By Mark Saldana
Rating: 3.5 (Out of 4 Stars)
When it comes to this comedy film series, either one likes it or one doesn’t. At least that seems to be my take from the mixed responses I get whenever mentioning it. I can totally get why these films aren’t one’s proverbial “cup of tea.” They can come across as self-indulgent, redundant, and lacking in proper story development. However, I feel that anyone expressing these views are missing the point. The Trip films are superbly executed exercises in comedy improvisation and subtle character development which celebrate and examine both the simple joys and, sometimes, disappointing realities of life. The latest installment has the series’s dynamic duo trading barbs, witticisms and more celebrity impression challenges amidst the beautiful country of Spain.
Steve Coogan and Rob Brydon return for another journey through a European country where they can sample culinary delights, enjoy the scenery and history, and constantly challenge each other in the expected comedic ways. Now in their early fifties, Steve and Rob face their own personal challenges of getting older, maintaining successful careers, and dealing with their romantic and familial responsibilities. Though their trip allows them to relax, have a great time and occasionally get on each other’s nerves, it is merely an escape for their stress and troubles back home. Regardless of their troubles, the men always put their bravest faces forward and rarely let their guards down. Still, whether or not they are willing to admit it, the two rival actors share a friendship that they obviously enjoy and treasure.
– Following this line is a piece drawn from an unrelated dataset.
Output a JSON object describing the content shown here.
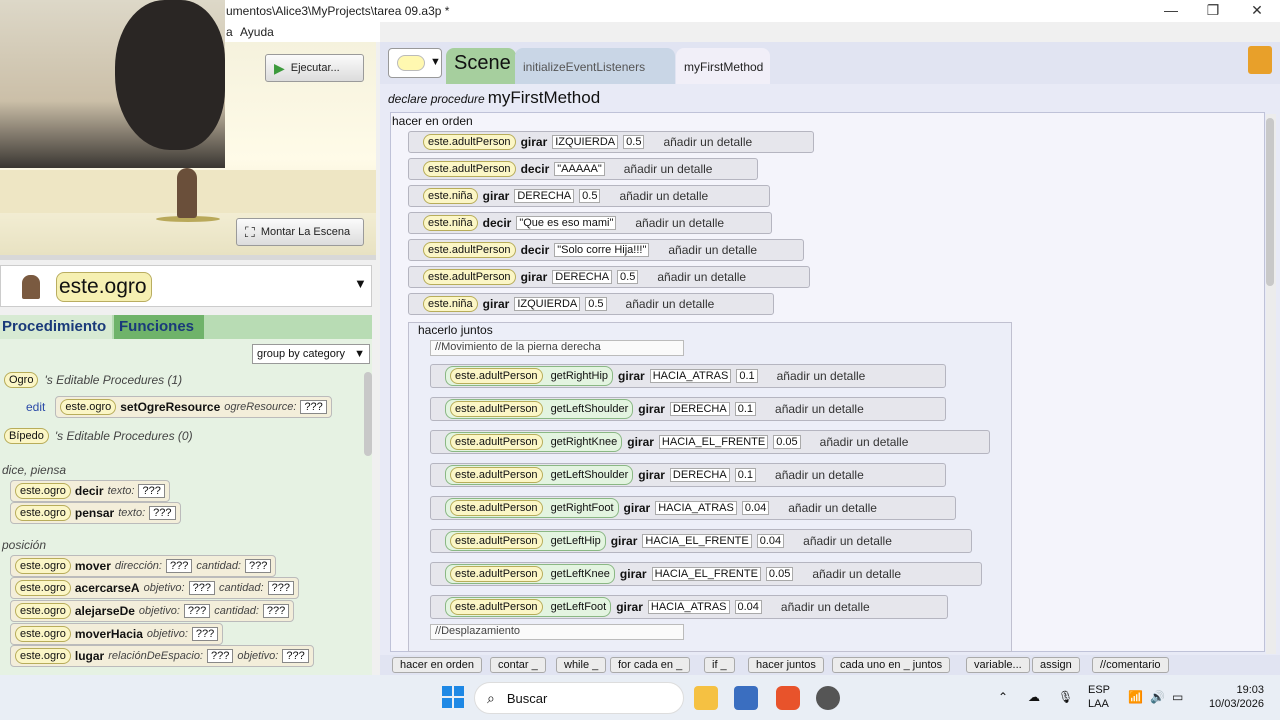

Once again written and directed by Michael Winterbottom, The Trip to Spain offers more of the same, but in a different country, with different problems and with the protagonists at a later stage of their lives. Winterbottom, Coogan, and Brydon established this winning formula with 2010’s The Trip and, with each new installment, have not strayed far away from it. Much like similar films such as Linklater’s Before Trilogy, where a filmmaker checks in with the same characters after so many years, Winterbottom maintains his narrative structure allowing Coogan and Brydon to do their thing and improvise their often hilarious conversations and comedic antics. Though the structure remains the same, the creative minds behind this series do exceptional work in developing these characters by giving them not just problems that entertainers have, but genuine, real-world issues with which most people can relate. Though I highly enjoy Coogan and Brydon’s extended exercises in comedy improvisation, it is the mixture of tourism and what’s happening with the characters which keeps me engaged.
As far as the improvisations go, Steve Coogan and Rob Brydon are in top form here. I feel that their work gets better with every film. I re-watched the previous installments a few days prior to this screening and could see that with each film, the acting and improvisation gets better and feels more natural. That said; each film does get a bit long-winded in some sequences which run on longer than they should. The film also features returning actors Marta Barrio, Claire Keelan, Rebecca Johnson, Kerry Shale, and Margo Stilley.
For those who already adore this series, The Trip to Spain is a must-see. If one hasn’t already seen previous Trip installments and enjoy the comedy stylings of Steve Coogan and Rob Brydon, I strongly recommend watching these first. People who enjoy films which are dialogue heavy, feature a lot of well-performed improvisation and those who absolutely love celebrity impressions (both great and average) are sure to enjoy this fun and exceptionally made series, including this new, and somewhat improved, installment.